Publisher: Chicken House
Release Date: 6th August 2015
Edition: UK proof, review copy
Outsider Kate has a crush on the coolest boy in school, Leo. He’s inherited a castle, a menacing ruin on the rugged English coast. When he invites her along for the summer, she finally feels part of the gang.
But Darkmere’s empty halls are haunted by dark ghosts. Two centuries ago, Elinor – the young wife of the castle’s brooding master – uncovered a dreadful truth.
As past and present intertwine, Kate and Elinor find themselves fighting for their lives – and the ones they love.
Darkmere is a story of an old castle, a vengeful curse and a group of teenagers determined to party the summer away.

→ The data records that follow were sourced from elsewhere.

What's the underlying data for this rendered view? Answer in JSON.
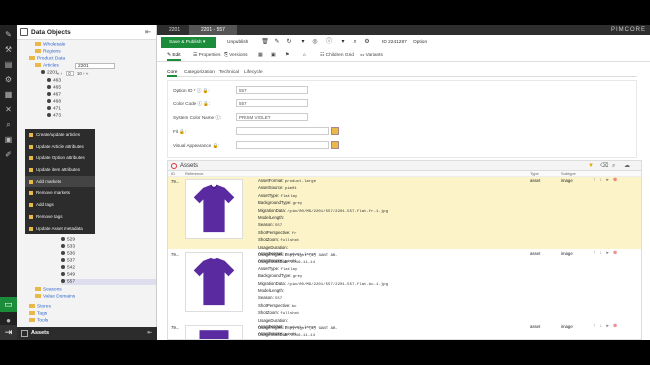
{
  "tree": {
    "title": "Data Objects",
    "items": [
      {
        "label": "Wholesale",
        "kind": "folder"
      },
      {
        "label": "Regions",
        "kind": "folder"
      },
      {
        "label": "Product Data",
        "kind": "folder"
      },
      {
        "label": "Articles",
        "kind": "folder"
      },
      {
        "label": "2201",
        "kind": "object"
      },
      {
        "label": "463",
        "kind": "object"
      },
      {
        "label": "465",
        "kind": "object"
      },
      {
        "label": "467",
        "kind": "object"
      },
      {
        "label": "468",
        "kind": "object"
      },
      {
        "label": "471",
        "kind": "object"
      },
      {
        "label": "473",
        "kind": "object"
      }
    ],
    "articles_input": "2201",
    "pager": {
      "page": "0",
      "total": "10"
    },
    "lower_items": [
      {
        "label": "524"
      },
      {
        "label": "529"
      },
      {
        "label": "533"
      },
      {
        "label": "536"
      },
      {
        "label": "537"
      },
      {
        "label": "542"
      },
      {
        "label": "549"
      },
      {
        "label": "557"
      }
    ],
    "bottom_folders": [
      "Seasons",
      "Value Domains",
      "Stores",
      "Tags",
      "Tools"
    ]
  },
  "context_menu": [
    "Create/update articles",
    "Update Article attributes",
    "Update Option attributes",
    "Update item attributes",
    "Add markets",
    "Remove markets",
    "Add tags",
    "Remove tags",
    "Update Asset metadata"
  ],
  "assets_panel_title": "Assets",
  "tabs": [
    {
      "label": "2201"
    },
    {
      "label": "2201 - 557"
    }
  ],
  "logo": "PIMCORE",
  "toolbar": {
    "save_publish": "Save & Publish",
    "unpublish": "Unpublish",
    "id_label": "ID 2241287",
    "option_label": "Option"
  },
  "subtabs": [
    "Edit",
    "Properties",
    "Versions",
    "Children Grid",
    "Variants"
  ],
  "subtabs2": [
    "Core",
    "Categorization",
    "Technical",
    "Lifecycle"
  ],
  "form": {
    "option_id_label": "Option ID * ",
    "option_id_value": "557",
    "color_code_label": "Color Code ",
    "color_code_value": "557",
    "system_color_label": "System Color Name ",
    "system_color_value": "PRISM VIOLET",
    "fit_label": "Fit ",
    "visual_label": "Visual Appearance "
  },
  "assets": {
    "title": "Assets",
    "columns": {
      "id": "ID",
      "reference": "Reference",
      "type": "Type",
      "subtype": "Subtype"
    },
    "rows": [
      {
        "id": "79...",
        "type": "asset",
        "subtype": "image",
        "highlight": true,
        "meta": [
          [
            "AssetFormat:",
            "product-large"
          ],
          [
            "AssetSource:",
            "pim01"
          ],
          [
            "AssetType:",
            "flatlay"
          ],
          [
            "BackgroundType:",
            "grey"
          ],
          [
            "MigrationData:",
            "/pim/00/MG/2201/557/2201-557-flat-fr-1.jpg"
          ],
          [
            "ModelLength:",
            ""
          ],
          [
            "Season:",
            "557"
          ],
          [
            "ShotPerspective:",
            "fr"
          ],
          [
            "ShotZoom:",
            "fullshot"
          ],
          [
            "UsageDuration:",
            ""
          ],
          [
            "UsageRights:",
            "Copyright (c) GANT AB."
          ],
          [
            "UsageStartDate:",
            "2016-11-14"
          ]
        ]
      },
      {
        "id": "79...",
        "type": "asset",
        "subtype": "image",
        "highlight": false,
        "meta": [
          [
            "AssetFormat:",
            "product-large"
          ],
          [
            "AssetSource:",
            "pim01"
          ],
          [
            "AssetType:",
            "flatlay"
          ],
          [
            "BackgroundType:",
            "grey"
          ],
          [
            "MigrationData:",
            "/pim/00/MG/2201/557/2201-557-flat-bc-1.jpg"
          ],
          [
            "ModelLength:",
            ""
          ],
          [
            "Season:",
            "557"
          ],
          [
            "ShotPerspective:",
            "bc"
          ],
          [
            "ShotZoom:",
            "fullshot"
          ],
          [
            "UsageDuration:",
            ""
          ],
          [
            "UsageRights:",
            "Copyright (c) GANT AB."
          ],
          [
            "UsageStartDate:",
            "2016-11-14"
          ]
        ]
      },
      {
        "id": "79...",
        "type": "asset",
        "subtype": "image",
        "highlight": false,
        "meta": [
          [
            "AssetFormat:",
            "product-large"
          ],
          [
            "AssetSource:",
            "pim01"
          ]
        ]
      }
    ]
  },
  "colors": {
    "green": "#1a8c3a",
    "shirt": "#5a2aa0",
    "highlight": "#fcf3c8",
    "dark": "#2c2c2c"
  }
}
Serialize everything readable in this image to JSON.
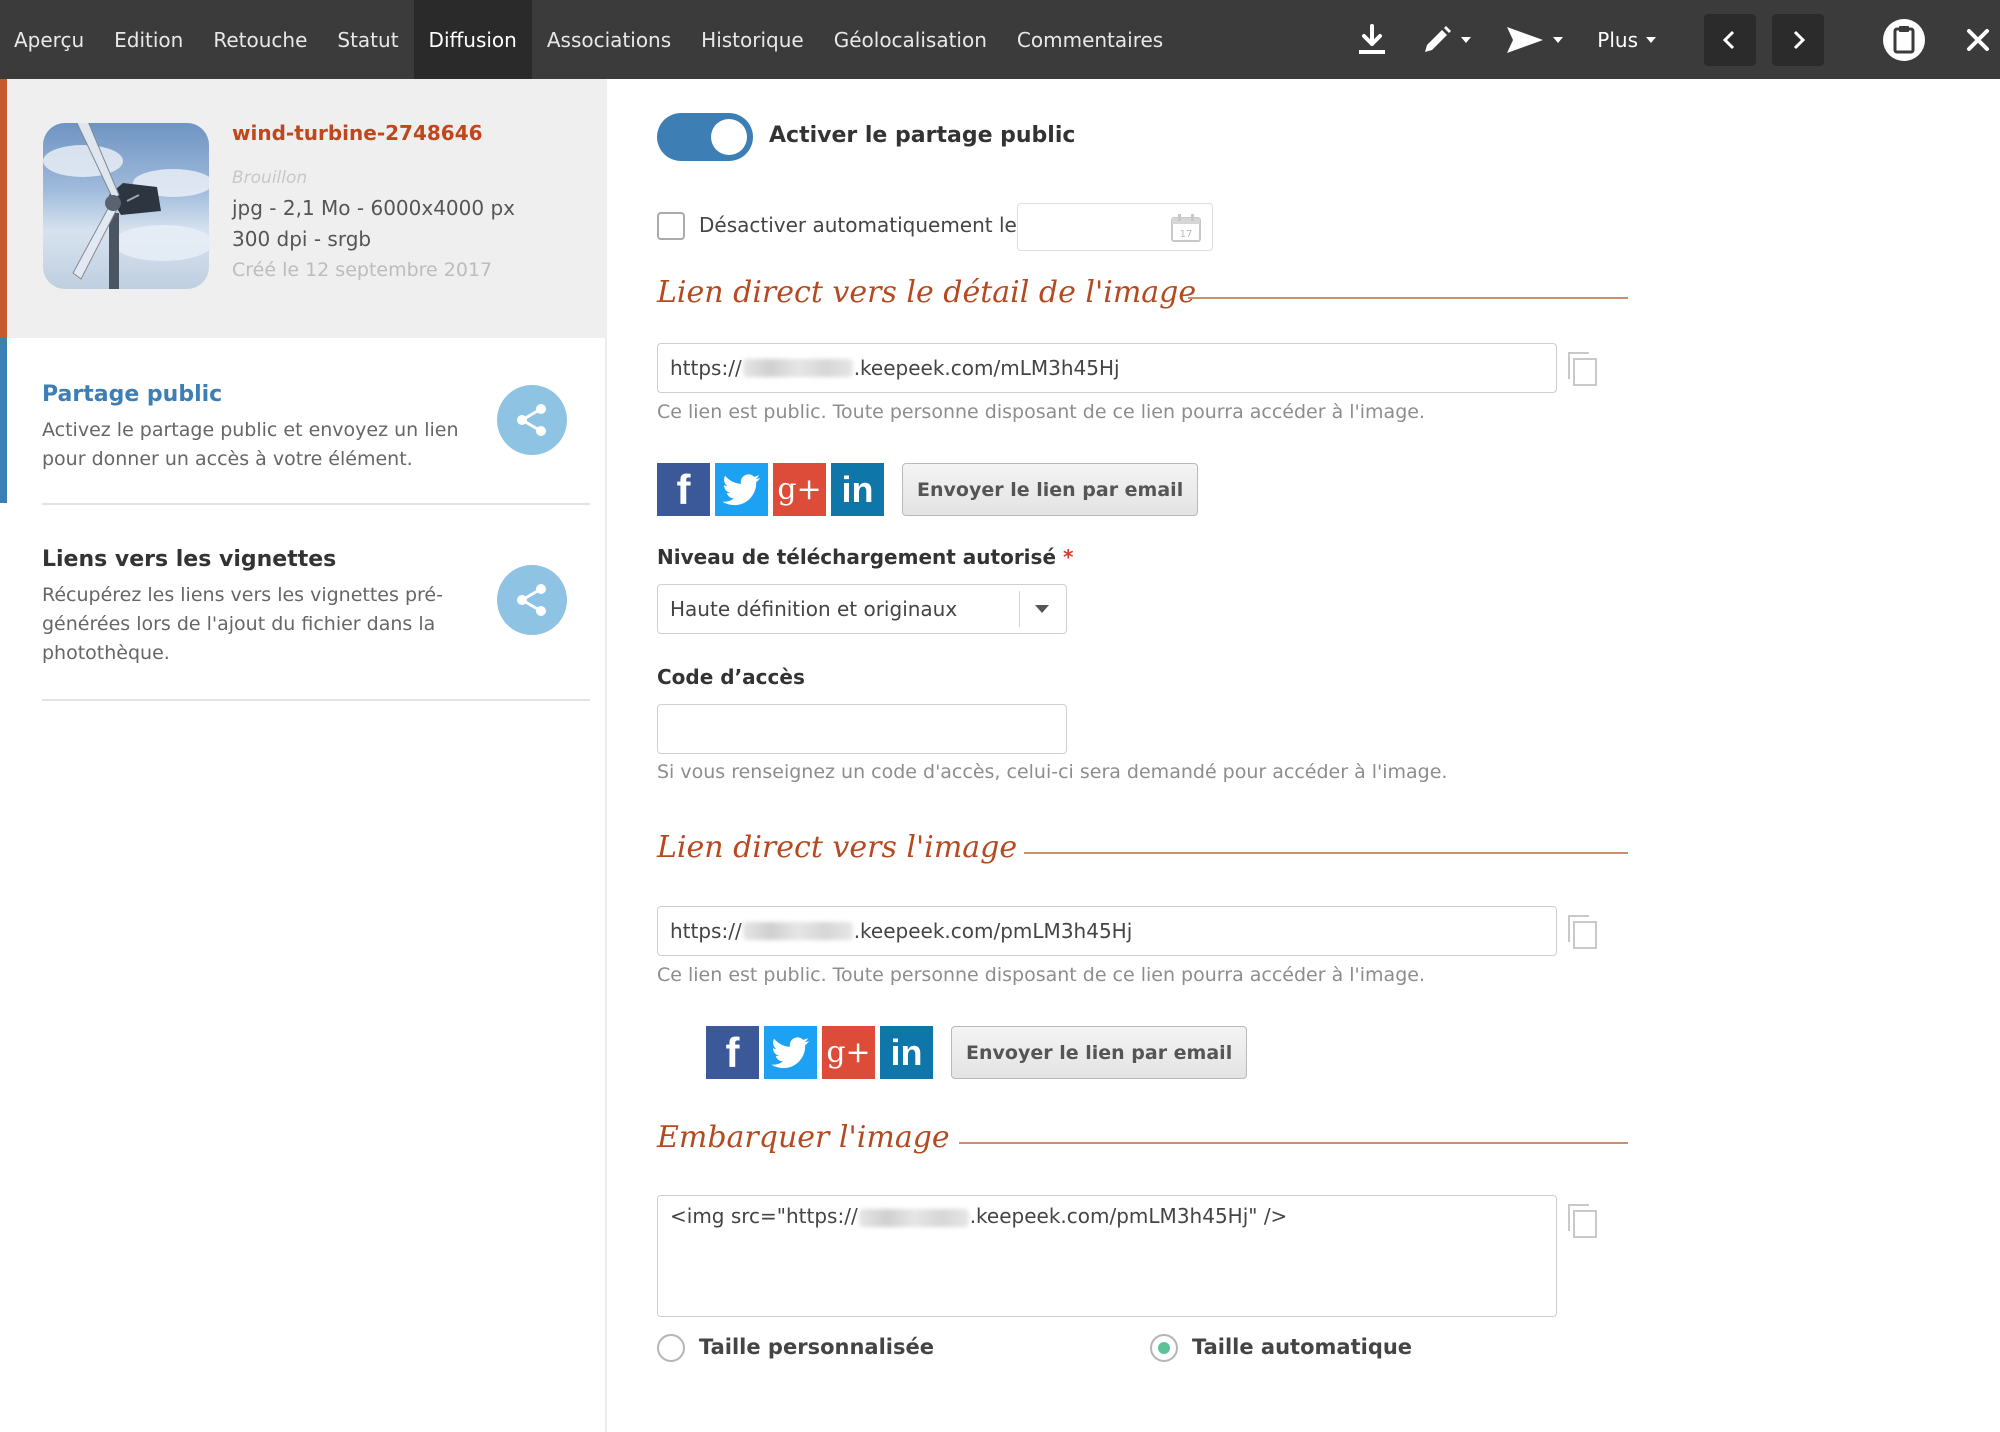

I was really suckered by Leo in the beginning of the novel. I liked that he wasn’t shiny and polished and perfect like lots of YA heroes, but scruffy and a little arrogant; he seemed like a teenage boy! But then that like quickly turned to annoyance, then to dislike and finally to all-out hatred. I also didn’t feel much of anything for Kate which meant that it took me a good 150 pages to become even somewhat invested in the story, and when I did, it was largely down to Elinor’s story.
My relationship with historical fiction is notoriously unpredictable. I either love it or I hate it, and I loved reading Elinor’s journey from her first London season to becoming to the first mistress of Darkmere to her tragic end. Elinor’s story starts in 1825 and her chapters were immersive and vivid. Maslin clearly did a lot of research into the period and the experiences of a young woman in that time and it really showed. But it also left Kate’s present day adventures at Darkmere in the shadow for me. I could happily have read an entire novel about Elinor. I did, however, really like the way that Kate and Elinor’s stories paralleled each other and eventually intertwined. I've always been fascinated by the idea of history repeating itself or leaving echoes through generations and Darkmere captured those ideas wonderfully.
Though Darkmere and I had a rocky start, I ended up enjoying it a lot. I’ll definitely be looking out for more from Helen Maslin in the future.